The Republican race for lieutenant governor in Texas was vicious even before incumbent David Dewhurst and state Sen. Dan Patrick advanced to a May 27 run-off. As early voting begins in that race — and Dewhurst, the incumbent, struggles to make up ground against his opponent — it's gotten worse. Way worse. Like making-depression-and-hospitalization-an-issue bad.

But while this is the dream scenario for Democrats — Republicans wounding each other badly before a November runoff — it still probably won't be enough for the Democratic candidate, state Sen. Leticia Van de Putte, to make up the difference.

Lt. Gov.  David Dewhurst, left, and state Sen. Dan Patrick, right, debate for the GOP lieutenant governor race. (Khampha Bouaphanh/Star-Telegram via AP)

Before we look at the numbers, let's look at the drama. The most recent development was the release of documents by Dewhurst supporter and Texas land commissioner Jerry Patterson showing that Patrick was hospitalized for depression in the 1980s, as Houston's KPRC reports. Dewhurst's campaign disavowed knowledge of the leak, saying that the candidate's "heart goes out to Dan Patrick and his family for what they've endured" from it. (Patrick acknowledges the hospitalization, saying it was in response to exhaustion and depression.) Patrick was also the target of attacks from Patterson shortly after the primary, in which Patterson came in fourth. Earlier this month, Patterson demanded that Patrick explain why he didn't serve in Vietnam and, in the words of the Dallas Morning News's Robert Garrett, "stopped just short of calling Patrick, a tea party favorite and conservative Houston radio talk-show host, a pathological liar."

Dewhurst's heart has not gone out to Patrick on many other issues.
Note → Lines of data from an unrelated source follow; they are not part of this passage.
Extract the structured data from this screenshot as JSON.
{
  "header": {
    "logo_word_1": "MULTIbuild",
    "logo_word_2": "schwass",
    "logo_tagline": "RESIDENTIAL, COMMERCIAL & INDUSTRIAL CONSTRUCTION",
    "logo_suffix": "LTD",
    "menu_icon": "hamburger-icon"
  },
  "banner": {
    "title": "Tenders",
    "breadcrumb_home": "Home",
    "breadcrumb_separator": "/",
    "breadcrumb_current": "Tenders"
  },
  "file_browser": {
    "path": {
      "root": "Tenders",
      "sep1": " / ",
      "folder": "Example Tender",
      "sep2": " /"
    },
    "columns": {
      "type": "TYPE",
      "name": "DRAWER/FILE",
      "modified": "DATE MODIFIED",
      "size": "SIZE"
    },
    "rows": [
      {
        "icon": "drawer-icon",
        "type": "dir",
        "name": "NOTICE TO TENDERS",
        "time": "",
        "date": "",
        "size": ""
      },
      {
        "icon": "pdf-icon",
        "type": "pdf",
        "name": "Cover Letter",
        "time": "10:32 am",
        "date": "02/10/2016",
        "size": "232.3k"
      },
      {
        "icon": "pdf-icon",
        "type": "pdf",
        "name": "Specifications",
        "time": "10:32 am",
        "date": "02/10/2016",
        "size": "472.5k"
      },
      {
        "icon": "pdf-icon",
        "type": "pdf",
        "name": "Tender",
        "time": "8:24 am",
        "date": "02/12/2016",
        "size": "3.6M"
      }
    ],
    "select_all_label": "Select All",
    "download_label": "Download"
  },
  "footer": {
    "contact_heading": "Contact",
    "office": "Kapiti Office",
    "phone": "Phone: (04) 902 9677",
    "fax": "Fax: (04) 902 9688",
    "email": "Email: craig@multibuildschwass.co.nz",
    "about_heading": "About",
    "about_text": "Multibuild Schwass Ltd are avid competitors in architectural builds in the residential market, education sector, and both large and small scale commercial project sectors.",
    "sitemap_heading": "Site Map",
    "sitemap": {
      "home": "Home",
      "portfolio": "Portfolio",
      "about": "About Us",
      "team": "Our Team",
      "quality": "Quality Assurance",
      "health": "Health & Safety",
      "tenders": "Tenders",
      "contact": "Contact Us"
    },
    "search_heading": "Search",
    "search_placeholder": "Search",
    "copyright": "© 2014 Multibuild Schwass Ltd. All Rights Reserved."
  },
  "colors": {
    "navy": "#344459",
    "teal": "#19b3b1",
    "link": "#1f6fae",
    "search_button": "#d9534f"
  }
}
Earlier this month, the two fought over a Dewhurst ad showing Patrick without a shirt on and over Dewhurst's 1982 bankruptcy stemming from an oil drilling business. And then there was the "Frozen"-themed back-and-forth, in which Dewhurst mocked Patrick for having changed his name and his past as a radio host. Patrick responded with a series of animated images from the movie mocking Dewhurst.

In the primary, Patrick won handily, leading Dewhurst by 13 points, but he fell short of the 50 percent he would have needed to advance to the November general election against the Democrat, Van de Putte. So she gets to sit back and watch Patrick and Dewhurst tear into each other for several more weeks before the campaign begins in earnest.

Van de Putte has a key advantage, particularly against Patrick: She is a Latina candidate in a state with high Latino registration. In a San Antonio Express-News article in March, Democrats said flatly that they preferred Patrick as an opponent.

His campaign ads include stern warnings about an “invasion” from Mexico, and he vehemently opposes “amnesty” for anyone who entered the country illegally. In a previous Texas Senate campaign, Patrick warned that undocumented immigrants brought such communicable diseases as leprosy with them — an unsubstantiated claim.

The problem for Van de Putte lies in the numbers, not the opponent — whoever that may be (and most sharp analysts believe it will be Patrick.) In polling conducted before the primary, the Texas Tribune found that Van de Putte trailed Dewhurst by 12 points and Patrick by 9. Regardless of who wins the runoff, those are substantial margins.

In 2010, the last midterm election in the state, Dewhurst beat former AFL-CIO honcho Linda Chavez-Thompson by 1.3 million votes, a 27-point margin. According to Politifact, Dewhurst garnered about 40 percent of the Latino vote, a higher margin than Patrick is likely to expect. But even if Patrick defeats Dewhurst in the runoff and only garners 10 percent of the Latino vote, it's hard to see how that would make a huge difference for Van de Putte. About 18 percent of the electorate was Latino in 2010, according to the Center for Immigration Studies. If that percentage applies to the lieutenant governor race (after down-ballot voting drop-off), it means that Dewhurst got about 350,000 votes from Latino voters. Even if he got none of those votes, he'd still have won by a million.

Republicans nationally have been repeatedly stymied after staunch conservatives leveraged a more-conservative primary electorate to face a moderate Democrat in a general election. (Senate races in 2012 in Indiana and Missouri jump to mind.) That could still happen to Patrick, should he win the May 27 runoff. But the more likely prospect at this point seems to be that Patrick wins in May and again in November, scooping up Republican votes in a Republican state in a Republican election cycle. After all, if Van de Putte's plan included going negative, it seems hard to believe much new information could be dug up.